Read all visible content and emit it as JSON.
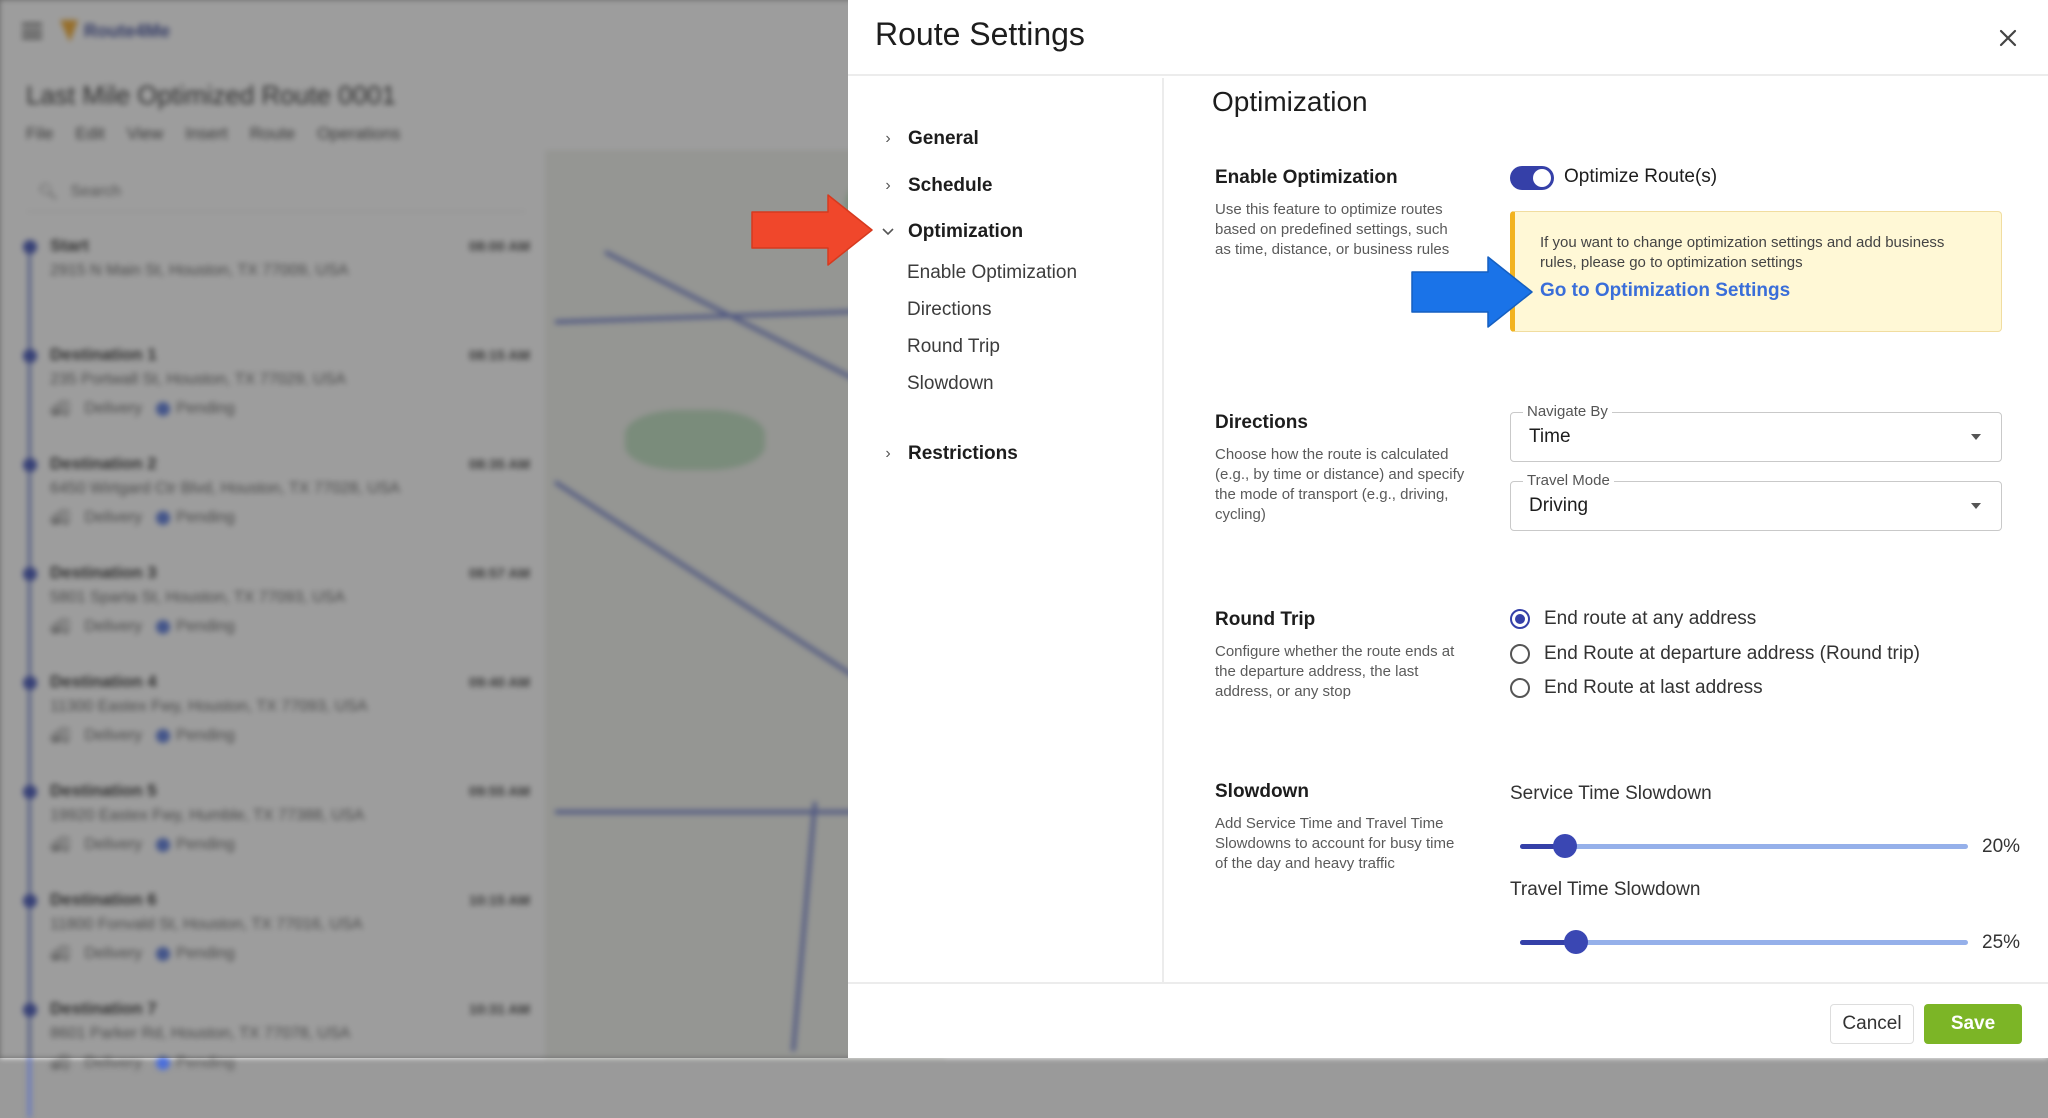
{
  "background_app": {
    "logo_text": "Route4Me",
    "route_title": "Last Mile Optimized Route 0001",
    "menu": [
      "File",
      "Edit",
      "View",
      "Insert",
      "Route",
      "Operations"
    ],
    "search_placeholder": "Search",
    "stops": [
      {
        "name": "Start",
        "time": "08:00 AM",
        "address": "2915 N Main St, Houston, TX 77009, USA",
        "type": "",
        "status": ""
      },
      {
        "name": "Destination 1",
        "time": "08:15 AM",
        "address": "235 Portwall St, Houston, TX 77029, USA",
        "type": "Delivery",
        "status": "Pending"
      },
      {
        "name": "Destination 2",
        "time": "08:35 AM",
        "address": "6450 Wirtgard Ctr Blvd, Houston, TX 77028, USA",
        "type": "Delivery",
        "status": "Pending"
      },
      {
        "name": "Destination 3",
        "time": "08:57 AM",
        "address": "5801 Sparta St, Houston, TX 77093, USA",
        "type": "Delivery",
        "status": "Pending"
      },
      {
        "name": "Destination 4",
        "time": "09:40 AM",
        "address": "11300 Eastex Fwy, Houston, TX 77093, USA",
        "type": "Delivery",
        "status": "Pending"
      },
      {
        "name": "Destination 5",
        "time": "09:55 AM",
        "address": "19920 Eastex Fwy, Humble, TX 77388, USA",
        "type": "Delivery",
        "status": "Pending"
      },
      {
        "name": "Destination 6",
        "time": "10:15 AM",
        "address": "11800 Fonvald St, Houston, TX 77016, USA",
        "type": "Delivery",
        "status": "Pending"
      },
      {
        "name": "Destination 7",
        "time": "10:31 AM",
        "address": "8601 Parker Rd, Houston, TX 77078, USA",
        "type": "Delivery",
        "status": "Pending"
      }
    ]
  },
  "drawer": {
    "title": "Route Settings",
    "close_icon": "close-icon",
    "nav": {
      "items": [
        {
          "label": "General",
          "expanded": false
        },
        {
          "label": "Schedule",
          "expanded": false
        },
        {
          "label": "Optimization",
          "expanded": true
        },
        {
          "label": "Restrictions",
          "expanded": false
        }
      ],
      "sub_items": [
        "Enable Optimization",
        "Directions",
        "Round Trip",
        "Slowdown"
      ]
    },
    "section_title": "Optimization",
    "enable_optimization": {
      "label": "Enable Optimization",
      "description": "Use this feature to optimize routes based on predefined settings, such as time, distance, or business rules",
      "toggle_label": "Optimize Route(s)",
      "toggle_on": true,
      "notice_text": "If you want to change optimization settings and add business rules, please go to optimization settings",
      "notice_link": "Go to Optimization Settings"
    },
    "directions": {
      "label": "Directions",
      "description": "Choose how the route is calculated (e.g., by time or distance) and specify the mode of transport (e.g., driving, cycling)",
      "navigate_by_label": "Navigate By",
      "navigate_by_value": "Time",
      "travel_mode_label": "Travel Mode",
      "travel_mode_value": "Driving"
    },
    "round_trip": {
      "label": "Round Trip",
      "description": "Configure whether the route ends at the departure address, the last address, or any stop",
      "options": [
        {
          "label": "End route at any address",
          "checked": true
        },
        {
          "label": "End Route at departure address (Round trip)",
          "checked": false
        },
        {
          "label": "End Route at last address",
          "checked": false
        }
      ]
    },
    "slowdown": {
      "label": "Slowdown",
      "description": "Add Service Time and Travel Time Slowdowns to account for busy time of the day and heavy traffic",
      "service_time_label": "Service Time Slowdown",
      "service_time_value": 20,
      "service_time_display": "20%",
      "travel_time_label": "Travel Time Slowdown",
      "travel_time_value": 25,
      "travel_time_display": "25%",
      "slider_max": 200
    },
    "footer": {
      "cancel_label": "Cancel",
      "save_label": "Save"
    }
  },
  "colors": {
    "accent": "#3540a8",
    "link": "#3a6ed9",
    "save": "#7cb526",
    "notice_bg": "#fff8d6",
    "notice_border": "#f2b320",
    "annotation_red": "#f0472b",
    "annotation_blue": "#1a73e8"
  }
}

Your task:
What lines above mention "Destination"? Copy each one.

Answer to the exercise:
        "name": "Destination 1",
        "name": "Destination 2",
        "name": "Destination 3",
        "name": "Destination 4",
        "name": "Destination 5",
        "name": "Destination 6",
        "name": "Destination 7",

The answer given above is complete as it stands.